The recent ICE raids seem to suggest otherwise, and now that the Supreme Court, locked in a 4-4 ruling, has effectively deemed President Obama’s immigration action unconstitutional, the nation’s undocumented population once again has much to fear.
Unfortunately, disappointments of this sort are nothing new to our immigrant neighbors. But this fight is far from over, and we at AMPHS stand in solidarity with our immigrant communities. We will continue the struggle for immigrant rights—their right to work, under proper working conditions. Their right to provide for their families, and to keep those families together. Their right to education, to decent housing, to visibility. Their right to equal treatment under the law, to live free from the fear of discrimination and deportation. Their right to quality healthcare.
Despite this major setback, we at AMPHS still have hope for this country.

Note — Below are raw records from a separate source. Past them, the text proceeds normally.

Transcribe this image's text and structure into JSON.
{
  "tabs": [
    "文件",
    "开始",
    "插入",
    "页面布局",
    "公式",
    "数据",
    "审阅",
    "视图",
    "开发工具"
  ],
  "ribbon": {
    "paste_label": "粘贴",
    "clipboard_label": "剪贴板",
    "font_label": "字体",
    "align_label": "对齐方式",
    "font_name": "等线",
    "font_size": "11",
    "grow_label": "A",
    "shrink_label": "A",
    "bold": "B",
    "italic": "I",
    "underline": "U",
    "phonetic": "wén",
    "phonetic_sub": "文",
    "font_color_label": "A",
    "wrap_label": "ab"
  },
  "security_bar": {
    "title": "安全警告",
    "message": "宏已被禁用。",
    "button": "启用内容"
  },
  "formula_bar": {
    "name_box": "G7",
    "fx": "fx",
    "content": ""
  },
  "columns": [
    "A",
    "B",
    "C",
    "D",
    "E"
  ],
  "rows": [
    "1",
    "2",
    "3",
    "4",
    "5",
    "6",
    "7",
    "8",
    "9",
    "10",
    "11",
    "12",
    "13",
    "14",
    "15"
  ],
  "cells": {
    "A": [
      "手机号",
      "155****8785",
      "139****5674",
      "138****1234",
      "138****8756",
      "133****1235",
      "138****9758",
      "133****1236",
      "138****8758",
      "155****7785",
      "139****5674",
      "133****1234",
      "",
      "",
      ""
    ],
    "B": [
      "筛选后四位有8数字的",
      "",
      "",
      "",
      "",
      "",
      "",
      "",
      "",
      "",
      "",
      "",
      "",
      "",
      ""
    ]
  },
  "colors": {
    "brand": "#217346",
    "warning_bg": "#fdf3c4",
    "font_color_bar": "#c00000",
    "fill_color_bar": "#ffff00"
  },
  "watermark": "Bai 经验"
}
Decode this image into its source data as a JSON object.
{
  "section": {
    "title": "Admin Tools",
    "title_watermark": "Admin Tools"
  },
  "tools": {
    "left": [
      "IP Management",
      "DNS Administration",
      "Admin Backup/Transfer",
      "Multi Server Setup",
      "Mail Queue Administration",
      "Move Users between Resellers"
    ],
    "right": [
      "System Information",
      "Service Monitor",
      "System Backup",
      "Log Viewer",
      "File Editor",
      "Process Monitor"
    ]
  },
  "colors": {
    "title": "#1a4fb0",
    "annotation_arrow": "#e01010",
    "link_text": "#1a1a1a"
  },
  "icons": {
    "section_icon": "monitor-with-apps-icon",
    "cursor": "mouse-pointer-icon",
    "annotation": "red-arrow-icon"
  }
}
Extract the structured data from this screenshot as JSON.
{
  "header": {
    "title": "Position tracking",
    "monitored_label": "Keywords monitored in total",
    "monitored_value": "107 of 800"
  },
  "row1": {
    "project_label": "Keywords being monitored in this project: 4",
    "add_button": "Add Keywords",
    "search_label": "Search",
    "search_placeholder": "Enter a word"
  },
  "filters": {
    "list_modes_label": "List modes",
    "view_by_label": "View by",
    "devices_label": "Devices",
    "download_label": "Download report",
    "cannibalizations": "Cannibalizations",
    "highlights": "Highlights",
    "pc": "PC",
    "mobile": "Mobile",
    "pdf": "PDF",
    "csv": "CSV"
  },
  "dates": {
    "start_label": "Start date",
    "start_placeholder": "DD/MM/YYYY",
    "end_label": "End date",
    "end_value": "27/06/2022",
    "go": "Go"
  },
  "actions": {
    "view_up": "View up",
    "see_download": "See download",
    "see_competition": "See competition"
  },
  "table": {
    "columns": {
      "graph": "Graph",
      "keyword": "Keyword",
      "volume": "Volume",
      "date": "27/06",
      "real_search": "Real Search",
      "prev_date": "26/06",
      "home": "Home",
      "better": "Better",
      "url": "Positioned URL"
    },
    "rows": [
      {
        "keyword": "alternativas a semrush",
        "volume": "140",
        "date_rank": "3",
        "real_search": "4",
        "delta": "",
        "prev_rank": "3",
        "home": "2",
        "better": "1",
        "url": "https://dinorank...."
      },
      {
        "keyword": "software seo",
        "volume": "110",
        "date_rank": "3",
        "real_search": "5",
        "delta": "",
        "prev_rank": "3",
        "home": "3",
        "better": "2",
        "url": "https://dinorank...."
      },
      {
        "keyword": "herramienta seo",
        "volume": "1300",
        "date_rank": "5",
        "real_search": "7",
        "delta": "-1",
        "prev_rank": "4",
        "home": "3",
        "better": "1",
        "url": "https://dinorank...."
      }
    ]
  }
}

We believe that change is not only possible, but necessary. As the President said in November of 2014, “we are and always will be a nation of immigrants…What makes us Americans is our shared commitment to an ideal—that all of us are created equal, and all of us have the chance to make of our lives what we will.”
We must settle for nothing less.
If you have questions about the Supreme Court decision, please contact us at (212) 256-9036 or email@example.com.
You can also attend New York Immigration Coalition’s town hall meeting on Thursday, June 30, or call their hotline on June 28 and 29 from 4pm-7pm.